» **Directions for this task**
If a record holds a picture, omit that picture and copy everything else exactly.

» **Record excerpts**
..............................
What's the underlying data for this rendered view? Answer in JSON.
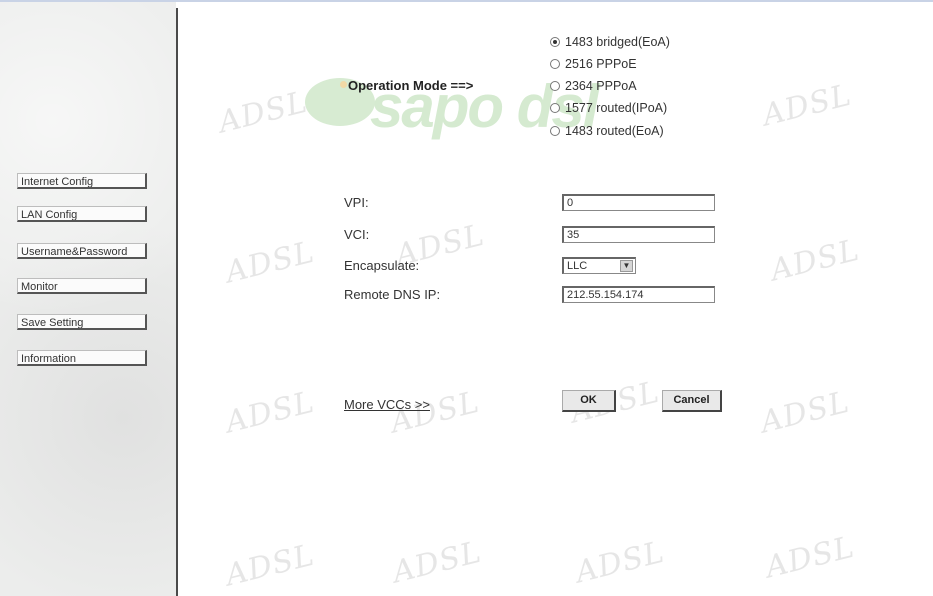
{
  "sidebar": {
    "items": [
      {
        "label": "Internet Config"
      },
      {
        "label": "LAN Config"
      },
      {
        "label": "Username&Password"
      },
      {
        "label": "Monitor"
      },
      {
        "label": "Save Setting"
      },
      {
        "label": "Information"
      }
    ]
  },
  "watermark": {
    "text": "ADSL"
  },
  "logo": {
    "text": "sapo dsl"
  },
  "operation_mode": {
    "label": "Operation Mode ==>",
    "options": [
      {
        "label": "1483 bridged(EoA)",
        "checked": true
      },
      {
        "label": "2516 PPPoE",
        "checked": false
      },
      {
        "label": "2364 PPPoA",
        "checked": false
      },
      {
        "label": "1577 routed(IPoA)",
        "checked": false
      },
      {
        "label": "1483 routed(EoA)",
        "checked": false
      }
    ]
  },
  "form": {
    "vpi_label": "VPI:",
    "vpi_value": "0",
    "vci_label": "VCI:",
    "vci_value": "35",
    "encapsulate_label": "Encapsulate:",
    "encapsulate_value": "LLC",
    "remote_dns_label": "Remote DNS IP:",
    "remote_dns_value": "212.55.154.174"
  },
  "actions": {
    "more_vccs": "More VCCs >>",
    "ok": "OK",
    "cancel": "Cancel"
  }
}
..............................
» **Output**
What's the underlying data for this rendered view? Answer in JSON.
{
  "sidebar": {
    "items": [
      {
        "label": "Internet Config"
      },
      {
        "label": "LAN Config"
      },
      {
        "label": "Username&Password"
      },
      {
        "label": "Monitor"
      },
      {
        "label": "Save Setting"
      },
      {
        "label": "Information"
      }
    ]
  },
  "watermark": {
    "text": "ADSL"
  },
  "logo": {
    "text": "sapo dsl"
  },
  "operation_mode": {
    "label": "Operation Mode ==>",
    "options": [
      {
        "label": "1483 bridged(EoA)",
        "checked": true
      },
      {
        "label": "2516 PPPoE",
        "checked": false
      },
      {
        "label": "2364 PPPoA",
        "checked": false
      },
      {
        "label": "1577 routed(IPoA)",
        "checked": false
      },
      {
        "label": "1483 routed(EoA)",
        "checked": false
      }
    ]
  },
  "form": {
    "vpi_label": "VPI:",
    "vpi_value": "0",
    "vci_label": "VCI:",
    "vci_value": "35",
    "encapsulate_label": "Encapsulate:",
    "encapsulate_value": "LLC",
    "remote_dns_label": "Remote DNS IP:",
    "remote_dns_value": "212.55.154.174"
  },
  "actions": {
    "more_vccs": "More VCCs >>",
    "ok": "OK",
    "cancel": "Cancel"
  }
}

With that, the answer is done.